YOUR TASK: Check each line of the material below for "Fruits" and copy those where it appears.

PROVIDED RECORDS:
******************************

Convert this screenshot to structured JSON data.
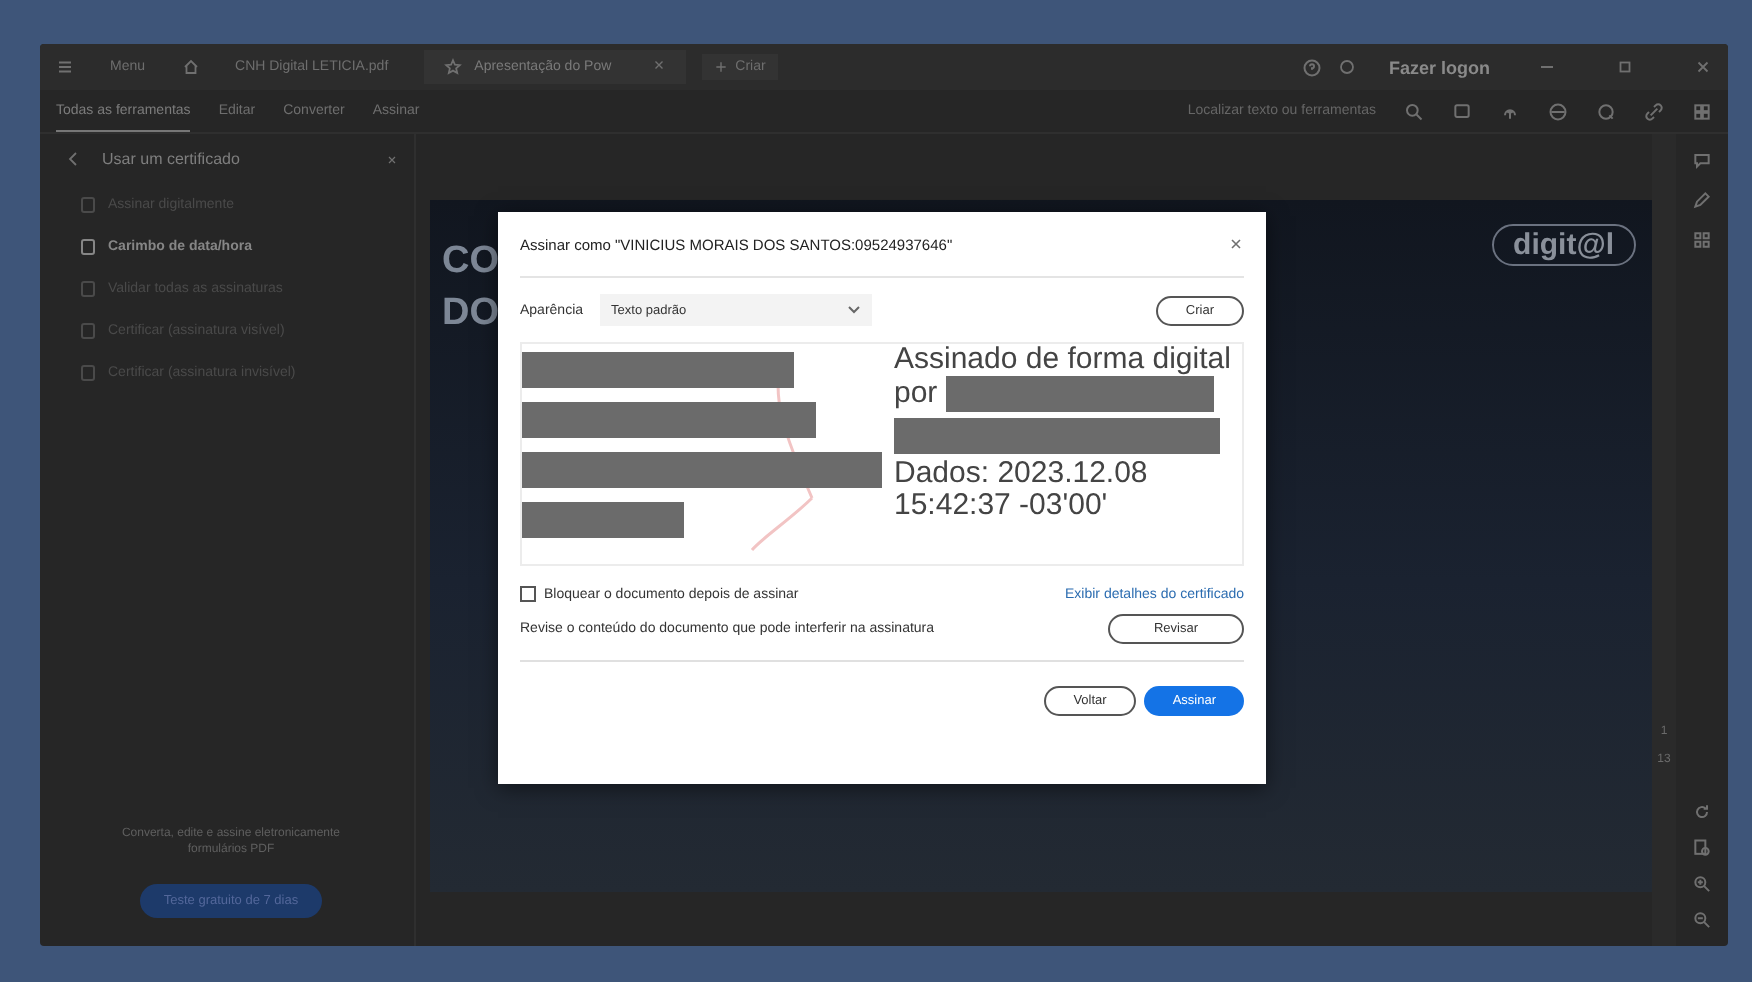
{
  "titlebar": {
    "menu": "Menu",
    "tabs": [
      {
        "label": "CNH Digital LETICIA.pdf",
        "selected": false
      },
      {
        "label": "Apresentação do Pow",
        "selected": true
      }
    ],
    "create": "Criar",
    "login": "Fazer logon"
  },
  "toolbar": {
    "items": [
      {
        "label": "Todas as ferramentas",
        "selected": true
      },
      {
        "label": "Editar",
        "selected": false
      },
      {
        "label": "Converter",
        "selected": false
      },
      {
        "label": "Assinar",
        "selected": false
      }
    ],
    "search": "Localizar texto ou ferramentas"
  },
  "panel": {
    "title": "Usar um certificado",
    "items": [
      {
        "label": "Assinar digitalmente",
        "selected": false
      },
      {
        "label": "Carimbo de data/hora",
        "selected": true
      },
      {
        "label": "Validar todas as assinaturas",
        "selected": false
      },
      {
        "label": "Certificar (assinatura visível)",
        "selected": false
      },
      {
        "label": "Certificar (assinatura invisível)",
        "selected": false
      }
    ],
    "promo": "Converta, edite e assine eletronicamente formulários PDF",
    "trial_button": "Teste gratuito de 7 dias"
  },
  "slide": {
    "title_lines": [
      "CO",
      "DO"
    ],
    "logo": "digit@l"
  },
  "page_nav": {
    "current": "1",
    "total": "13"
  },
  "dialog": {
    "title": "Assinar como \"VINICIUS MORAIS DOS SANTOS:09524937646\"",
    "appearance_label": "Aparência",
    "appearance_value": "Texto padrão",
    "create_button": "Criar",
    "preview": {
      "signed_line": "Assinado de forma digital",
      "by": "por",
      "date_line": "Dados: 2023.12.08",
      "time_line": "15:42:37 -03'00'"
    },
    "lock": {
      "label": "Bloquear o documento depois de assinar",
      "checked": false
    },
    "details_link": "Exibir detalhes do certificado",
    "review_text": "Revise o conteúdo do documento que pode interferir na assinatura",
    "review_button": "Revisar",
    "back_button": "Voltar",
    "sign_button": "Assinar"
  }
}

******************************

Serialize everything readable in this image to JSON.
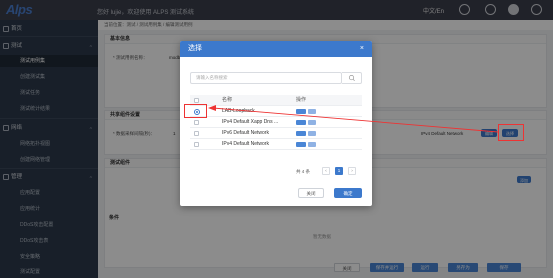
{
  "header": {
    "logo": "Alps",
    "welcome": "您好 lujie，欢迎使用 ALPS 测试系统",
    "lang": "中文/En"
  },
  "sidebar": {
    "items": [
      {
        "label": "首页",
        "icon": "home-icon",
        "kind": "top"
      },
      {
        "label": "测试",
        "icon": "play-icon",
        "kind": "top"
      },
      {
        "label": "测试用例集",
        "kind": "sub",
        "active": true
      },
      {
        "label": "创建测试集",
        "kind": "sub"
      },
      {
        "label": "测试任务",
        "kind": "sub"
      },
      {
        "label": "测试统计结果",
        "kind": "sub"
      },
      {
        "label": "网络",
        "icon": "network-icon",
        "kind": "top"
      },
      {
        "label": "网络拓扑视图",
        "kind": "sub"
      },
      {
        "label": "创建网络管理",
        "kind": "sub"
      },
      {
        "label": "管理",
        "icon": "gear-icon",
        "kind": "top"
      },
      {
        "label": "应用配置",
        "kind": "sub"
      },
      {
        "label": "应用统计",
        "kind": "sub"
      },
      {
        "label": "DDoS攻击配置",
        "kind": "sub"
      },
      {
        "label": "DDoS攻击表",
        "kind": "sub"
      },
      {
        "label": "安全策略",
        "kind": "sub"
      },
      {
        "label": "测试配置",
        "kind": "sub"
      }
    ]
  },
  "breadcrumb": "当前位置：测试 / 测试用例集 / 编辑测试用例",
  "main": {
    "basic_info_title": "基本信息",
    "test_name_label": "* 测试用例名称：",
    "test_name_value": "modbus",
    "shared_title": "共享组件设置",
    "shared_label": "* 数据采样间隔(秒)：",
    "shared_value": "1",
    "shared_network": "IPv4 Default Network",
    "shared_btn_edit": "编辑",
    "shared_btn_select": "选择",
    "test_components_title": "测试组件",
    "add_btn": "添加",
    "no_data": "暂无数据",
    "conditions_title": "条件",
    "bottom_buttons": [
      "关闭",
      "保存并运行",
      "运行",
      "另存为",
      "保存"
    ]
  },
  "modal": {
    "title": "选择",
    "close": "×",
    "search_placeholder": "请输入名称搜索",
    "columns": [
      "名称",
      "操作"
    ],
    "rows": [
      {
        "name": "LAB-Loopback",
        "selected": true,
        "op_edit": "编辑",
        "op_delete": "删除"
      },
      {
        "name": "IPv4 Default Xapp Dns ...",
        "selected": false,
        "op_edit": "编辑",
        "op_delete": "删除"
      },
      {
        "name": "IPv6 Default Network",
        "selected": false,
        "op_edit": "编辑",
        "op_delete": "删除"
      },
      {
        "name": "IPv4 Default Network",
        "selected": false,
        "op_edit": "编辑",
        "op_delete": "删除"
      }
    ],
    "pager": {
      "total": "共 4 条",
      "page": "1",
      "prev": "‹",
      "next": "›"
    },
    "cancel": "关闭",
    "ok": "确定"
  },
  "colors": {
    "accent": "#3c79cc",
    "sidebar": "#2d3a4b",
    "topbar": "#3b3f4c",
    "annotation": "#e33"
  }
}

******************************

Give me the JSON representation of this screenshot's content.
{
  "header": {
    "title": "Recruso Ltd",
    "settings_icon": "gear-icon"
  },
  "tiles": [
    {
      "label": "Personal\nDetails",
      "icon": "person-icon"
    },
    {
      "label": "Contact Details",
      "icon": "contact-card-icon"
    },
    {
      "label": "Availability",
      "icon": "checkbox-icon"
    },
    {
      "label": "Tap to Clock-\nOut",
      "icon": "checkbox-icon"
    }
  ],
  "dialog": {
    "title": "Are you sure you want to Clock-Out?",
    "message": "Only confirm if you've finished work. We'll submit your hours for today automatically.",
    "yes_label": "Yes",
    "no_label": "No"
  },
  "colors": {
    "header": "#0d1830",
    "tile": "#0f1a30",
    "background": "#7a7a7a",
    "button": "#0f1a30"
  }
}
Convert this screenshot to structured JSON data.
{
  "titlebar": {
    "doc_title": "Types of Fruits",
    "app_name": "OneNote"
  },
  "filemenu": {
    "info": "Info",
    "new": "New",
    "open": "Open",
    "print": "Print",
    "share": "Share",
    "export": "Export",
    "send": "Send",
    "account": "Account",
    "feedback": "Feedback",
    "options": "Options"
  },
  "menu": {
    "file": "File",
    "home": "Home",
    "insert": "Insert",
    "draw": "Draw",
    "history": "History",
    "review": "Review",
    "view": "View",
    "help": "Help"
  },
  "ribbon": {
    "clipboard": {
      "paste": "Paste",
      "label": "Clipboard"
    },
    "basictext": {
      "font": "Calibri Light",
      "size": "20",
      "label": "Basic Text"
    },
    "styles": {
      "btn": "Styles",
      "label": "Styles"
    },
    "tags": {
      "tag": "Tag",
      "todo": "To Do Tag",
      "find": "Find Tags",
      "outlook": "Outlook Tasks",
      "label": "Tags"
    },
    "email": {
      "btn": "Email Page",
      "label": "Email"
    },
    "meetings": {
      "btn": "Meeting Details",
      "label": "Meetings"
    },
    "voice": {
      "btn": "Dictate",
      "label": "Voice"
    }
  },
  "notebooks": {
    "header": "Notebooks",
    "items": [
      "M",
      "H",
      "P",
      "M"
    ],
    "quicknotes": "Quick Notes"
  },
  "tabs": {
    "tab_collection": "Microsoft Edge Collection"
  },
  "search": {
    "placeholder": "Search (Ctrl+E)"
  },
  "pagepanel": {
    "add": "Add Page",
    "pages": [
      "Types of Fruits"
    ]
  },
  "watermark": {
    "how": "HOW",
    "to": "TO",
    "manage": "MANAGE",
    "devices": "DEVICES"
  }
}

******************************

SOLUTION BELOW:
    "doc_title": "Types of Fruits",
      "Types of Fruits"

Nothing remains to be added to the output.